Life Sciences Hub Wales

Inspiring Innovation is our monthly roundup of news from Wales’ thriving innovation landscape collated by our Sector Intelligence Team and fuels our ambitions to elevate Wales as a place of choice for health and social care innovation and investment.  

Ysbrydoli Arloesedd

Another exciting month for Wales’s thriving innovation landscape! This month, we’ve seen collaborations accelerate innovation research and development, and a new trial hosted in Wales with great potential. 

Groundbreaking MS trial begins recruitment in Wales 

The Octopus trial, the world’s first multi-arm, multi-stage platform trial to transform and discover treatments for Multiple Sclerosis (MS) has opened its first Welsh site at the University Hospital of Wales (UHW). 

MS is an autoimmune condition that impacts the brain or spinal cord, causing symptoms such as fatigue, difficulty walking, muscle spasms and vision problems. There is no cure for MS, although treatments can control the condition and ease symptoms.  

The Octopus trial has been funded by a £12.9m grant from the MS Society and is being led by researchers from University College London’s Clinical Trials Unit.  

Octopus aims to enrol a minimum of 1,200 people with progressive MS, with results expected in 2028. As well as the UHW site, Morriston Hospital in Swansea will soon begin recruitment.  

Lisa Haines, Wales’ first participant, said: 

“I felt brilliant being given a place on the trial.
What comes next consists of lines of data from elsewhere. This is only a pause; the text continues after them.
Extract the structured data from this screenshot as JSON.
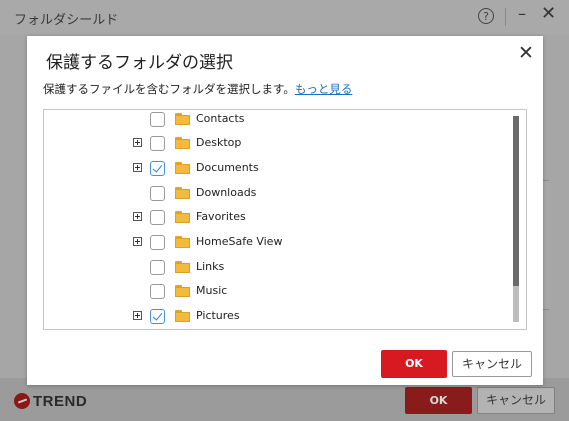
{
  "background": {
    "title": "フォルダシールド",
    "help_glyph": "?",
    "min_glyph": "–",
    "close_glyph": "✕",
    "logo_text": "TREND",
    "ok_label": "OK",
    "cancel_label": "キャンセル"
  },
  "dialog": {
    "title": "保護するフォルダの選択",
    "close_glyph": "✕",
    "description": "保護するファイルを含むフォルダを選択します。",
    "more_link": "もっと見る",
    "ok_label": "OK",
    "cancel_label": "キャンセル",
    "folders": [
      {
        "label": "Contacts",
        "checked": false,
        "expandable": false
      },
      {
        "label": "Desktop",
        "checked": false,
        "expandable": true
      },
      {
        "label": "Documents",
        "checked": true,
        "expandable": true
      },
      {
        "label": "Downloads",
        "checked": false,
        "expandable": false
      },
      {
        "label": "Favorites",
        "checked": false,
        "expandable": true
      },
      {
        "label": "HomeSafe View",
        "checked": false,
        "expandable": true
      },
      {
        "label": "Links",
        "checked": false,
        "expandable": false
      },
      {
        "label": "Music",
        "checked": false,
        "expandable": false
      },
      {
        "label": "Pictures",
        "checked": true,
        "expandable": true
      }
    ]
  },
  "colors": {
    "accent_red": "#d71921",
    "link_blue": "#1a6fc2",
    "folder_yellow": "#f2bb3c"
  }
}
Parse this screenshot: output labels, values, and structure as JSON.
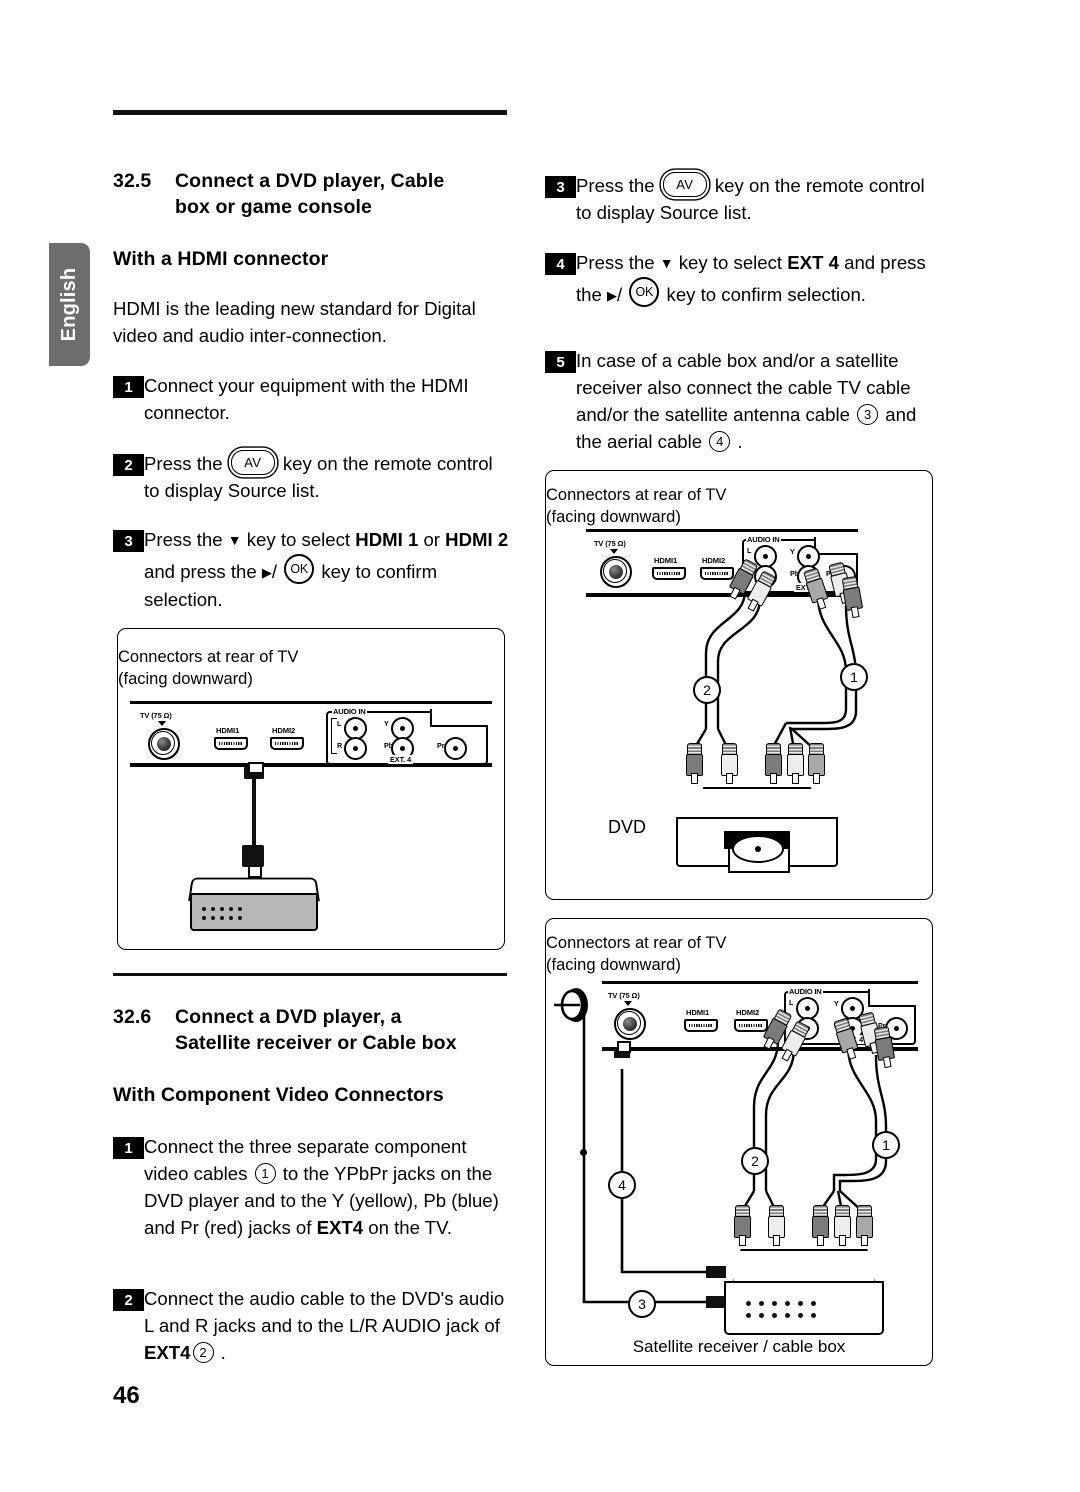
{
  "page": {
    "number": "46",
    "language_tab": "English"
  },
  "sections": {
    "s325": {
      "number": "32.5",
      "title_line1": "Connect a DVD player, Cable",
      "title_line2": "box or game console",
      "subheading": "With a HDMI connector",
      "intro": "HDMI is the leading new standard for Digital video and audio inter-connection.",
      "steps": [
        {
          "num": "1",
          "text": "Connect your equipment with the HDMI connector."
        },
        {
          "num": "2",
          "text_before": "Press the ",
          "key": "AV",
          "text_after": " key on the remote control to display Source list."
        },
        {
          "num": "3",
          "t1": "Press the ",
          "arrow_down": "▼",
          "t2": " key to select ",
          "b1": "HDMI 1",
          "t3": " or ",
          "b2": "HDMI 2",
          "t4": " and press the ",
          "arrow_right": "▶",
          "t5": "/ ",
          "key": "OK",
          "t6": " key to confirm selection."
        }
      ]
    },
    "s326": {
      "number": "32.6",
      "title_line1": "Connect a DVD player, a",
      "title_line2": "Satellite receiver or Cable box",
      "subheading": "With Component Video Connectors",
      "steps": [
        {
          "num": "1",
          "t1": "Connect the three separate component video cables ",
          "circ": "1",
          "t2": " to the YPbPr jacks on the DVD player and to the Y (yellow), Pb (blue) and Pr (red) jacks of ",
          "b1": "EXT4",
          "t3": " on the TV."
        },
        {
          "num": "2",
          "t1": "Connect the audio cable to the DVD's audio L and R jacks and to the L/R AUDIO jack of ",
          "b1": "EXT4",
          "circ": "2",
          "t2": " ."
        }
      ]
    },
    "right_steps": [
      {
        "num": "3",
        "text_before": "Press the ",
        "key": "AV",
        "text_after": " key on the remote control to display Source list."
      },
      {
        "num": "4",
        "t1": "Press the ",
        "arrow_down": "▼",
        "t2": " key to select ",
        "b1": "EXT 4",
        "t3": " and press the ",
        "arrow_right": "▶",
        "t4": "/ ",
        "key": "OK",
        "t5": " key to confirm selection."
      },
      {
        "num": "5",
        "t1": "In case of a cable box and/or a satellite receiver also connect the cable TV cable and/or the satellite antenna cable ",
        "circ1": "3",
        "t2": " and the aerial cable ",
        "circ2": "4",
        "t3": " ."
      }
    ]
  },
  "diagrams": {
    "caption_line1": "Connectors at rear of TV",
    "caption_line2": "(facing downward)",
    "panel_labels": {
      "tv_coax": "TV (75 Ω)",
      "hdmi1": "HDMI1",
      "hdmi2": "HDMI2",
      "audio_in": "AUDIO IN",
      "left": "L",
      "right": "R",
      "y": "Y",
      "pb": "Pb",
      "pr": "Pr",
      "ext4": "EXT. 4"
    },
    "hdmi_diagram": {
      "device_label": ""
    },
    "dvd_diagram": {
      "device_label": "DVD",
      "cable_markers": [
        "1",
        "2"
      ]
    },
    "satellite_diagram": {
      "device_label": "Satellite receiver / cable box",
      "cable_markers": [
        "1",
        "2",
        "3",
        "4"
      ]
    }
  }
}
I couldn’t believe it! There is nothing else for people with primary progressive MS, so I’ve got nothing to lose. And if it doesn’t help me then it could only forward research for someone in the future” 

Find out more about how to register for the trial 

Proposed acquisition of Calon Cardio may lead to the formation of a new regenerative medicine company 

Calon Cardio, a Swansea-based medical device company who are developing an implantable heart pump, has signed a preliminary acquisition agreement for £39 million by Ashlington Innovation. This may lead to the formation of a new heart-failure focused regenerative medicine company, by merging Calon Cardio with cell therapy company Celixir. 

Calon Cardio have developed MiniVAD, a miniature implantable blood pump to treat patients with advanced chronic heart failure. The pump is implanted in the left ventricle of the heart to boost its function and provide adequate blood supply to the body. 

In previous in vitro studies, MiniVAD has demonstrated a significant reduction in blood damage compared to current left ventricular assist devices (LVADs). The company has raised over £20m in equity and grant funding, and in 2022 began a 3.5-year clinical development process, aiming to achieve regulatory approval in Europe for MiniVAD. 

Professor Steve Westaby, Founder and Director of Calon Cardio, said: 

“The development of LVADs, cell therapies and combination therapy have enormous potential to improve the lives of the many millions of patients with cardiomyopathy and so, we are delighted to joining Ashington and CTL into accelerating the development of these lifesaving treatments for patients in heart failure” 

Find out more about the mission 

Cardiff University researchers awarded £0.5m to develop new prostate cancer therapeutic 

Prostate Cancer UK have awarded Cardiff University’s European Cancer Stem Cell Research Institute (ECSCRI) £0.5 million to fund the investigation of a potential new anti-cancer drug that targets the BLC3 cell signalling pathway. 

According to Prostate Cancer UK, there are 21,000 people in Wales who live with prostate cancer, and more than 2,800 people are diagnosed with prostate cancer every year. For one in every five men diagnosed with prostate cancer in Wales, their cancer is found at an advanced stage that’s too late to be cured, showing the importance of developing new targeted, personalised treatments.  

The BLC3 cell signalling pathway is a signal given off by cancerous cells to trigger growth, contributing to the development of tumours. Researchers from the ECSCRI have developed the first ever drug that targets this pathway, and are now aiming to test the effectiveness of this therapy in a range of laboratory models that closely imitate human prostate cancers.  

Simon Grieveson, Assistant Director of Research, Prostate Cancer UK, said: 

“We’re extremely excited to be supporting Dr Pearson, Professor Clarkson and their team at Cardiff University, whose research will not only give us vital insight into the mechanics of how some aggressive cancers spread, but will also test a brand new treatment for prostate cancer in the lab.” 

Find out more about targeting BCL3 to treat prostate cancer 

Inspired? If you are interested in working in Wales’ health and social care innovation landscape, we can help. Please get in touch by completing our Innovation Enquiry Form. Together, we can transform healthcare in Wales.